***** Data to use *****

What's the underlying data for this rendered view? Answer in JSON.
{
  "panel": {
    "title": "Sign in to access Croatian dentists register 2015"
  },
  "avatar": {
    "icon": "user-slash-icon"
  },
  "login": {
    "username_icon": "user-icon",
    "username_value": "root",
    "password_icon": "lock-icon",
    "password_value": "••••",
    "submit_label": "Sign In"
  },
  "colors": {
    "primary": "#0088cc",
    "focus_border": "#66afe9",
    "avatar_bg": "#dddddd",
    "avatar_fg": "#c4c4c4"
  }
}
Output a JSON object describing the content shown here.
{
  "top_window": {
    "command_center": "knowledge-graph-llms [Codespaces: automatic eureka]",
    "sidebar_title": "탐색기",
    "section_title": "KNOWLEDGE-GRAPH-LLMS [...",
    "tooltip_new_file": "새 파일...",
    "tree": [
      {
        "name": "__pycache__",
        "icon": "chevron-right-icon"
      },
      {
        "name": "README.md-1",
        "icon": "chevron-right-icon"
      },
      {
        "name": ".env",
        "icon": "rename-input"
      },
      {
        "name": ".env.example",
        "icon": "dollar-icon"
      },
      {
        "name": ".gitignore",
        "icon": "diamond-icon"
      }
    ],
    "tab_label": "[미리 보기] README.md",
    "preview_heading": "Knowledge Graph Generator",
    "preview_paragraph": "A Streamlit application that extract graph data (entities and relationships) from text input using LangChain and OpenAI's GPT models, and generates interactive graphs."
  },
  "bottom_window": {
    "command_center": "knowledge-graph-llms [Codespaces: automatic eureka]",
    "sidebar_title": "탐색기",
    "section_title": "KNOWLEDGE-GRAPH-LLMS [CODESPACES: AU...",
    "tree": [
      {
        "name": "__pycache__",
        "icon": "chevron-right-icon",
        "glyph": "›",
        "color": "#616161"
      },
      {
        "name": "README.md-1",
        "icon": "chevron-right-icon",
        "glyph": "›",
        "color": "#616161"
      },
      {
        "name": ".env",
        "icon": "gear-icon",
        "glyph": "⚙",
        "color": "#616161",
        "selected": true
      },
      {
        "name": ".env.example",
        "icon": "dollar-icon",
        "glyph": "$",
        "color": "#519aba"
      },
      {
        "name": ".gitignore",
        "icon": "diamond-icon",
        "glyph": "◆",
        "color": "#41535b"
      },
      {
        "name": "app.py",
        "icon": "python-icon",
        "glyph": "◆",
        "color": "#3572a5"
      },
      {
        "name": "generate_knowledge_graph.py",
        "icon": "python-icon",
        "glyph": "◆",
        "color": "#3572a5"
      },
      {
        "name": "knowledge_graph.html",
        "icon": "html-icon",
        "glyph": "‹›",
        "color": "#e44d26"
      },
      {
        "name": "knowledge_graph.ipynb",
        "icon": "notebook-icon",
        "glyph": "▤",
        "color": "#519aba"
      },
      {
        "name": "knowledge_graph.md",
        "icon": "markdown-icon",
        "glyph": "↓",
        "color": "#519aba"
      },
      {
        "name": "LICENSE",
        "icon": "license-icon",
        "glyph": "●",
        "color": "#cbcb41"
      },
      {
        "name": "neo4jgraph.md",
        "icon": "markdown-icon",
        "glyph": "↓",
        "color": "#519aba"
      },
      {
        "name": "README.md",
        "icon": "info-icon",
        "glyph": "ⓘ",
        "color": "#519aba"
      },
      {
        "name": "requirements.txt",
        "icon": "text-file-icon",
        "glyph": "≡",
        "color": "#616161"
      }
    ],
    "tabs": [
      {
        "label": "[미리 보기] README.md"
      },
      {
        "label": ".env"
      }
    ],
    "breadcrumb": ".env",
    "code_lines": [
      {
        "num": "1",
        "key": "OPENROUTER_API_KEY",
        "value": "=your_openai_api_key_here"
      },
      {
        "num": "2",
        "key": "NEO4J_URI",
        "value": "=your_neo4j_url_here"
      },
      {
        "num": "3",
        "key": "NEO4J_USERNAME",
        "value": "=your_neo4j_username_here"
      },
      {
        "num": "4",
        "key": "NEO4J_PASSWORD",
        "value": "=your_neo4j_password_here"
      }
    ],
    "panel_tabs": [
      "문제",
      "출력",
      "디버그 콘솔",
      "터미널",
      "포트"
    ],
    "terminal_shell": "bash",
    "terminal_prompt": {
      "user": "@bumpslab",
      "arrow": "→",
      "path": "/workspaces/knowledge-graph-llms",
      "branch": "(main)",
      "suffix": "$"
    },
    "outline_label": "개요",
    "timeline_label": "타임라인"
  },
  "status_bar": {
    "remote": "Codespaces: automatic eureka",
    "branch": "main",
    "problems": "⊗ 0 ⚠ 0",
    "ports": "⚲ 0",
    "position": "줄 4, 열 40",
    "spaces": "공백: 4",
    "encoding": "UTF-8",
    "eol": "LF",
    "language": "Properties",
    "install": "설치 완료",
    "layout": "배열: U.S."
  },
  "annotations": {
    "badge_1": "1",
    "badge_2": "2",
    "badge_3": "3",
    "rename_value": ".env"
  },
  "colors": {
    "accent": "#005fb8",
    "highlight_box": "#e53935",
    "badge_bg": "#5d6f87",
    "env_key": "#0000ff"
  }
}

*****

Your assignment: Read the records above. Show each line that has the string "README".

Result:
        "name": "README.md-1",
    "tab_label": "[미리 보기] README.md",
        "name": "README.md-1",
        "name": "README.md",
        "label": "[미리 보기] README.md"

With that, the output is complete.